"Good and evil, and joy and woe, and I and thou–coloured vapours did they
seem to me before creative eyes. The creator wished to look away from
himself,–thereupon he created the world.
Intoxicating joy is it for the sufferer to look away from his suffering and
forget himself. Intoxicating joy and self-forgetting, did the world once
seem to me.
This world, the eternally imperfect, an eternal contradiction’s image and
imperfect image–an intoxicating joy to its imperfect creator:–thus did
the world once seem to me."
"Life is hard to bear: but do not affect to be so delicate! We are all of
us fine sumpter asses and assesses.
What have we in common with the rose-bud, which trembleth because a
dew hath formed upon it?
It is true we love life; not because we are wont to live, but because we
are wont to love.
There is always some madness in love. But there is always, also, some
method in madness.
And to me also, who appreciate life, the butterflies, and soap-bubbles, and
whatever is like them amongst us, seem most to enjoy happiness.
To see these light, foolish, pretty, lively little sprites flit about–that
moveth Zarathustra to tears and songs.
I should only believe in a God that would know how to dance.
And when I saw my devil, I found him serious, thorough, profound, solemn:
he was the spirit of gravity–through him all things fall.
Not by wrath, but by laughter, do we slay. Come, let us slay the spirit of
I learned to walk; since then have I let myself run. I learned to fly;
since then I do not need pushing in order to move from a spot.
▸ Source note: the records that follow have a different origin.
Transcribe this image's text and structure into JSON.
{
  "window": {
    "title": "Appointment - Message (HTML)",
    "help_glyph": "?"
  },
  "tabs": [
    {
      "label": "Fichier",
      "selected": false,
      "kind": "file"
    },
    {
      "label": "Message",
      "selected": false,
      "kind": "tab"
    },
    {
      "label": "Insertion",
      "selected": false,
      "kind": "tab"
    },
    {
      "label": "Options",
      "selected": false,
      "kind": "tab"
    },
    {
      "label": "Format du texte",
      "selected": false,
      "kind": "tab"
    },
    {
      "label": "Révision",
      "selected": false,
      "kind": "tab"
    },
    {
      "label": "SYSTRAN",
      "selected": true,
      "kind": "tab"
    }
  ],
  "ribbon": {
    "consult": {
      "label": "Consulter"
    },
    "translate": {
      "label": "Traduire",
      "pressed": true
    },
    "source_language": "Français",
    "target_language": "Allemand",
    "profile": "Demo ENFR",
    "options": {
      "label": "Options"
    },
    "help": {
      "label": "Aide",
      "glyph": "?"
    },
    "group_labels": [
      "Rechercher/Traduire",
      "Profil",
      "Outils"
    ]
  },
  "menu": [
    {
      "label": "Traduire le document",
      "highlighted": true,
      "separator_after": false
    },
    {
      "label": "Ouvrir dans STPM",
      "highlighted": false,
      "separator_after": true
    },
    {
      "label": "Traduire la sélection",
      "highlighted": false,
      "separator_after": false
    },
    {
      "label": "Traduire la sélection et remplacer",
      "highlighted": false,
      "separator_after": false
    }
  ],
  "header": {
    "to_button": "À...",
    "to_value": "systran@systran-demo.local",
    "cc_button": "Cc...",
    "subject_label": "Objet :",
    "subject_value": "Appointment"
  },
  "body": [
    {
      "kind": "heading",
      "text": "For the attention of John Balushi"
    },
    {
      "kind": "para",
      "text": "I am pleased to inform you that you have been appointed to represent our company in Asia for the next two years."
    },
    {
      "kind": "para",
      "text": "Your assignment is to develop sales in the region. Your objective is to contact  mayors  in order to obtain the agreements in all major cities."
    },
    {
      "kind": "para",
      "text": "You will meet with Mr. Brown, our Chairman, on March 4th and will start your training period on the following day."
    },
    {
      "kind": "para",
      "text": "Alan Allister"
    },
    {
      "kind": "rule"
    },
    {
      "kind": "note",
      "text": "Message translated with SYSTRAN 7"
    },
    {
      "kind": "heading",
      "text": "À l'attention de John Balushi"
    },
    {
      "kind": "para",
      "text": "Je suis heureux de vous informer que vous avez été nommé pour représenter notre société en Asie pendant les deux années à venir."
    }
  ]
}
Now am I light, now do I fly; now do I see myself under myself. Now there
danceth a God in me.–"
From the book:
THUS SPAKE ZARATHUSTRA